Nor is Yoga possible अनश्नतः, for one who does not eat; एकान्तं, at all, because the body becomes incapable of work owing to lack of energy.
Therefore a yogi should not eat either more or less than what is appropriate for himself.
Or, the idea is that Yoga is not achieved by one who eats more or less than the quantity of food needed.
Similarly, न एव, there is surely no Yoga for one who habitually sleeps too long; or जाग्रतः, for one who keeps awake too long.
‘O Arjuna, be careful’–this is the intention.
One of the च (and) in the second line of the verse is meant for conjoining the transgressions of the limit of food; the other च in the later half of the verse is meant the unmentioned defects as have been stated in the Markandeya PuraNa.
O emperor, a yogi should not practice Yoga for the realization of the Self when his belly is inflated, when he is hungry, when he is exhausted or when his mind is troubled. Nor when it is too cold, nor when it is too hot, not when it is both cold and hot, not when it is windy–meditation should not be undertaken during these periods.
Krishna thus states the exclusions from Yoga and proceeds to speak of coming into association with Yoga for those who observes the rules.
युक्ताहारविहारस्य युक्तचेष्टस्य कर्मसु ।
युक्तस्वप्नावबोधस्य योगो भवति दुःखहा ॥ १७ ॥ (6.17)

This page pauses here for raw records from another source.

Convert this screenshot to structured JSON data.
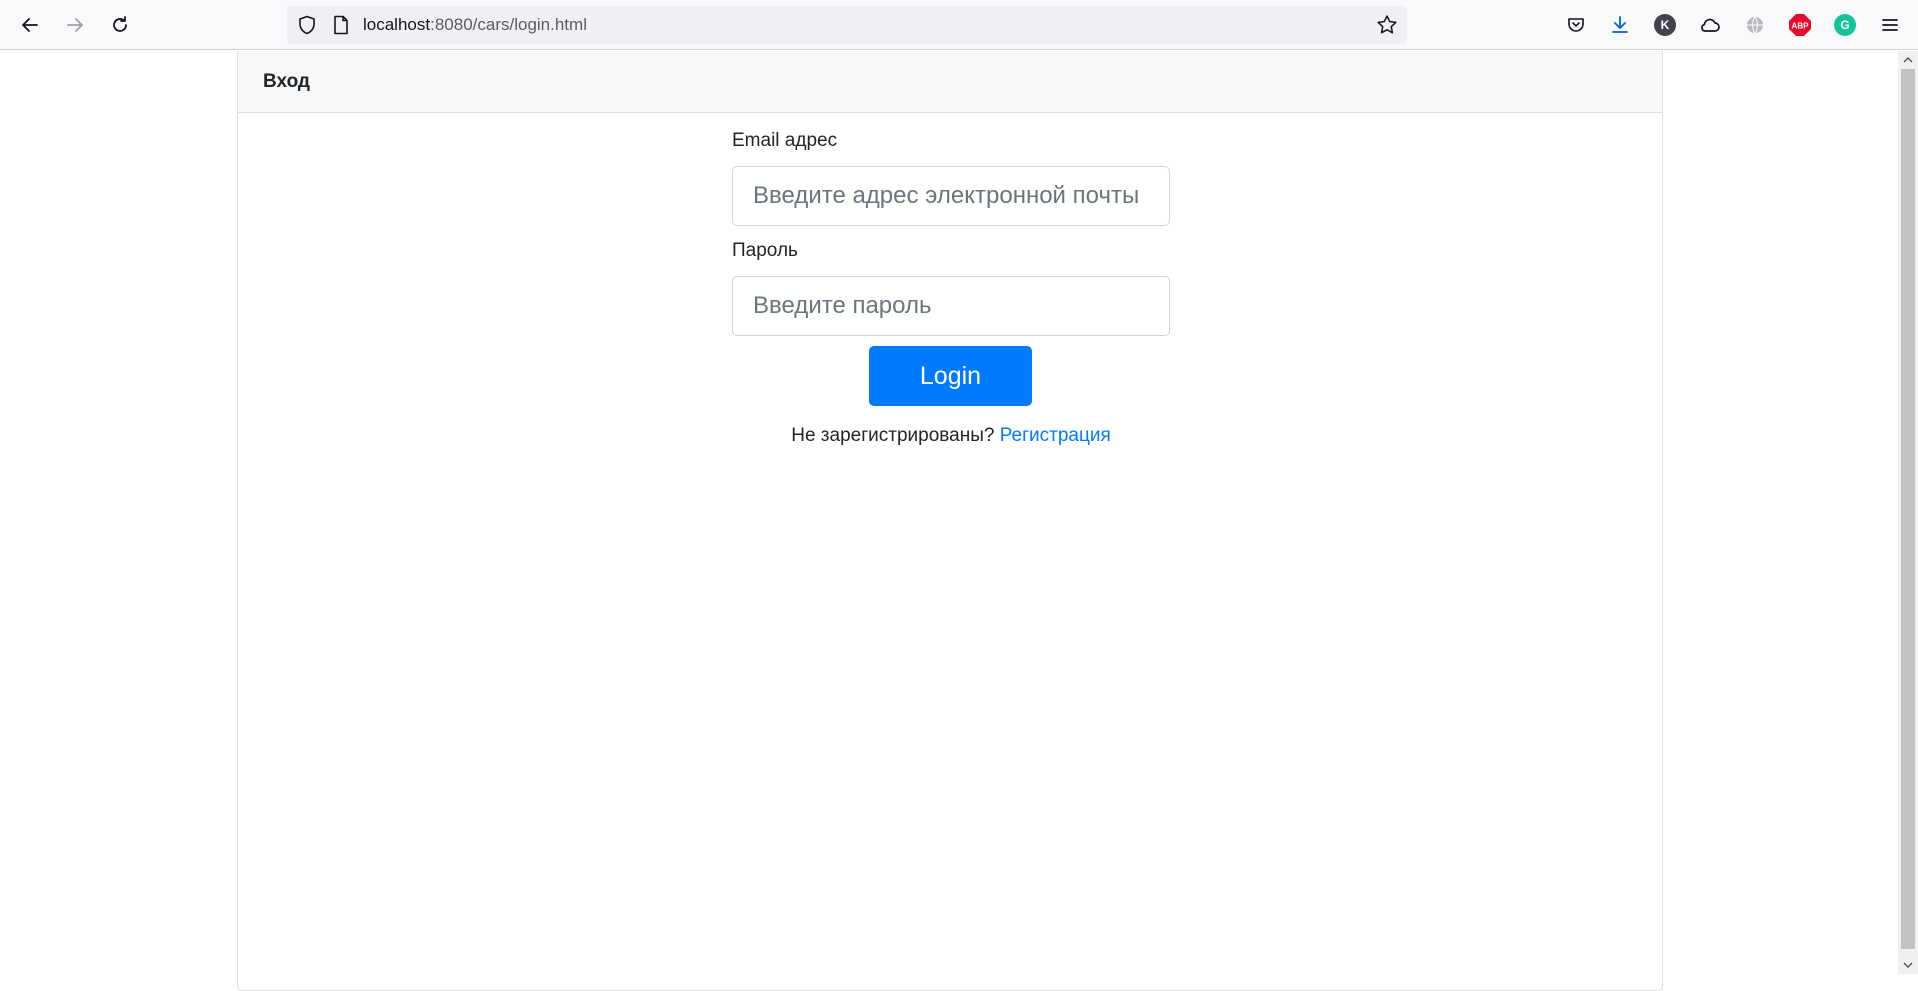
{
  "browser": {
    "url_host": "localhost",
    "url_rest": ":8080/cars/login.html"
  },
  "extensions": {
    "k_letter": "K",
    "abp_label": "ABP",
    "grammarly_letter": "G"
  },
  "page": {
    "card_title": "Вход",
    "email_label": "Email адрес",
    "email_placeholder": "Введите адрес электронной почты",
    "password_label": "Пароль",
    "password_placeholder": "Введите пароль",
    "login_button": "Login",
    "register_prompt": "Не зарегистрированы?",
    "register_link": "Регистрация"
  },
  "colors": {
    "accent": "#007bff",
    "abp_red": "#e40d2e",
    "grammarly_green": "#15c39a"
  }
}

To one whose food and movements are regulated, whose effort in works is moderate, and whose sleep and wakefulness are temperate comes Yoga which is the destroyer of sorrows.
(युक्त-आहार-विहारस्य:) आहार means what is gathered in viz. food; विहार means movement ie. walking; to one in whom these two are regulated (युक्त), of regular measure.

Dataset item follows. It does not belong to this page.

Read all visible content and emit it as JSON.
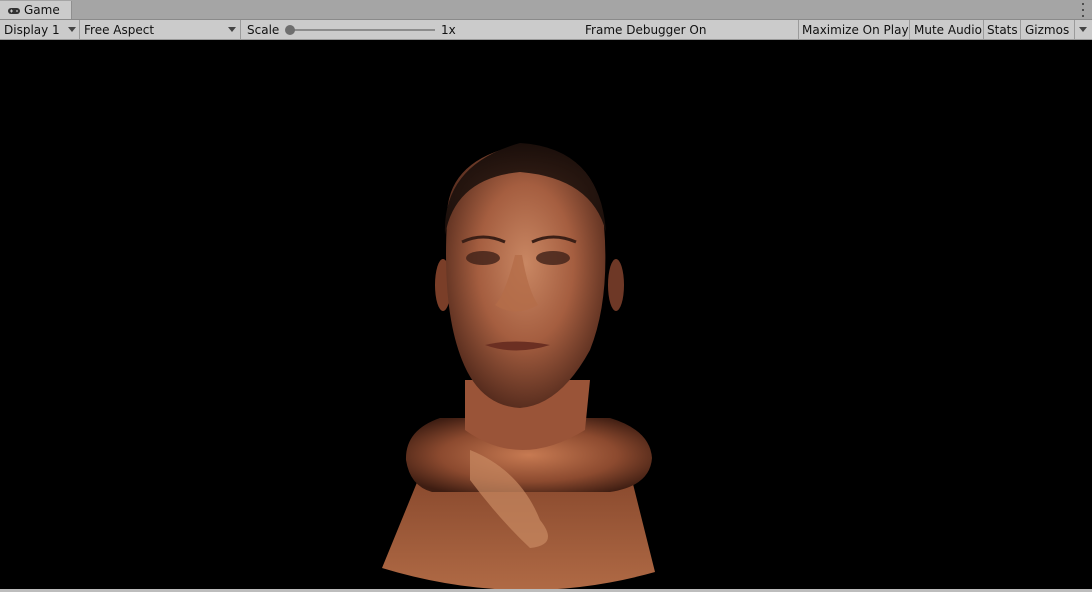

Similarly (युक्त-चेष्टस्यः) to one whose effort (चेष्टा) is moderate (युक्त), havin a fixed time, even in other कर्मसु, works, such as repetition of ॐ, recitation of upanishads etc.

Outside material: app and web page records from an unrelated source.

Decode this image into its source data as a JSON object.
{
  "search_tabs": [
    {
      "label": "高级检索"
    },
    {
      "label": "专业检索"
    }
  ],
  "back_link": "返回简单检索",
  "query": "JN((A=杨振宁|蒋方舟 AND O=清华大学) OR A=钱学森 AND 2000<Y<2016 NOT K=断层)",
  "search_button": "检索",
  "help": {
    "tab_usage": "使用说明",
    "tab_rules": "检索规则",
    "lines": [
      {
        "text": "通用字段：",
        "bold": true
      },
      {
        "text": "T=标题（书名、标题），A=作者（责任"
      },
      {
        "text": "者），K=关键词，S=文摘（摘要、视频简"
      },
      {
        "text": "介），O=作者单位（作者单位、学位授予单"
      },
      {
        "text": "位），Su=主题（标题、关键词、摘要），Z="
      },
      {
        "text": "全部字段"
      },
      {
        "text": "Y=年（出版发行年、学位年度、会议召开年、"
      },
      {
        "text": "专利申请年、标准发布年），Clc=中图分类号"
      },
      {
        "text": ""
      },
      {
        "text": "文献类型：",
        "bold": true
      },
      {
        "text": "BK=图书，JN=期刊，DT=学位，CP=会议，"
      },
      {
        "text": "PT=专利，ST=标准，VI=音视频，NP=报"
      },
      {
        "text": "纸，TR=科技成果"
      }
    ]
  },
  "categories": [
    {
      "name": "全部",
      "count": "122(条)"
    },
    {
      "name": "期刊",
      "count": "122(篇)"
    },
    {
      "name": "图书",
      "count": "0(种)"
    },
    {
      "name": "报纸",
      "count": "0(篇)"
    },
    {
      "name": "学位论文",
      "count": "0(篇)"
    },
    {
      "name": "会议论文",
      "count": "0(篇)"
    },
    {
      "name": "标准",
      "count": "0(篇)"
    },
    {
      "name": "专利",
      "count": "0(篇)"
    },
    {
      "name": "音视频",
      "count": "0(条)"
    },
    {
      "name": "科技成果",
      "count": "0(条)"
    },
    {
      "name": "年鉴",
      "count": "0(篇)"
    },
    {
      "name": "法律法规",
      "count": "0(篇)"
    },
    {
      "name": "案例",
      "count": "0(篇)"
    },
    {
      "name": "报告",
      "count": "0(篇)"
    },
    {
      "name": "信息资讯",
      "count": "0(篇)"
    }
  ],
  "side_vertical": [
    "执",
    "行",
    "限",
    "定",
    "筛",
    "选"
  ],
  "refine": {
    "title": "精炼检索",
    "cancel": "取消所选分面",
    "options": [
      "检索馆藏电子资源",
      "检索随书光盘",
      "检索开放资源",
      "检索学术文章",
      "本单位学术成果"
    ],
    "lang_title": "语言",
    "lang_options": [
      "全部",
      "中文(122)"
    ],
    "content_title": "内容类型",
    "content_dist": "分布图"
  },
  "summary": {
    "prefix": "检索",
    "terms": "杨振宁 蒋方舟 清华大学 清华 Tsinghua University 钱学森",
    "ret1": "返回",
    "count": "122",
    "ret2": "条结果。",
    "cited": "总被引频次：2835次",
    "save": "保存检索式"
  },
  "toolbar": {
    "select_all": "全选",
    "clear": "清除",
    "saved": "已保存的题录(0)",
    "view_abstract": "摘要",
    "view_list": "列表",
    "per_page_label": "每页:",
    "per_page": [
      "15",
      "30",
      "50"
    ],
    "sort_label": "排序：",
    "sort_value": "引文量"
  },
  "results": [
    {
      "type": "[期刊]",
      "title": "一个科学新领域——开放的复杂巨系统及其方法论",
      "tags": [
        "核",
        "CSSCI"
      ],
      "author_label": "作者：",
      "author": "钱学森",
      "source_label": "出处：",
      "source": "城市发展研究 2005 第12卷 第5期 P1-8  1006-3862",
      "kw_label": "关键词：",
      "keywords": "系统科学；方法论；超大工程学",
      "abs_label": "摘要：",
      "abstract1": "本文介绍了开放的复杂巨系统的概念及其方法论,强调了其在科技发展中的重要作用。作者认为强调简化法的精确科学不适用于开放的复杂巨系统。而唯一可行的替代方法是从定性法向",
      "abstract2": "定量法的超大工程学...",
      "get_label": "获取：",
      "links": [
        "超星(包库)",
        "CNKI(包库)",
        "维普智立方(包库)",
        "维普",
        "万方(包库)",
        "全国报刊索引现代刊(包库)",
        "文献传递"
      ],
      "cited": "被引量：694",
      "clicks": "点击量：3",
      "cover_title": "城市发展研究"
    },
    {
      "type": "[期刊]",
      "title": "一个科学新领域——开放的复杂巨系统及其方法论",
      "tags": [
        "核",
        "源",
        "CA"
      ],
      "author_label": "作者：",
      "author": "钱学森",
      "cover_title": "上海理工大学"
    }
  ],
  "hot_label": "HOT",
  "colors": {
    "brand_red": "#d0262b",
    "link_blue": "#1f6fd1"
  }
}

Similarly, (युक्त-स्वप्न-अवबोधस्य:) स्वप्न here means sleep, and अवबोध means wakefulness, to one in whom those two are temperate (युक्त), regulated in time.
To him भवति, comes, योगः, Yoga; समाधि becomes accomplished through the intensity of spiritual disciplines; not to anyone else.
What is the result of Yoga that is thus accomplished through special effort?
In answer Krishna says: दुःखहा, (it becomes) a destroyer of sorrows; ie. it becomes cause of cessation of sorrows, together with their roots.
Because it leads to the Knowledge of Brahman, which is the means of destroying nescience, the source of all sorrows of mundane existence.
As for the regulation of food here it is as has been stated before in Yoga:
Half the stomach is for food together with curries; the third quarter is for water. However the fourth quarter one should leave for moment of air.
The regulation about walking is that, ‘one should not walk for more than a योजन (about 9 miles, some say it is a bit less than 5 miles).
The regulation about diligence in work consists in avoidance of garrulity (excessive talkativeness, especially on trivial matters) etc.
The regulated time for sleep and wakefulness is this–dividing the night into three parts, remaining awake during the first and the last part and sleeping in the middle part.
These are the guidelines given in the Yoga Sutra.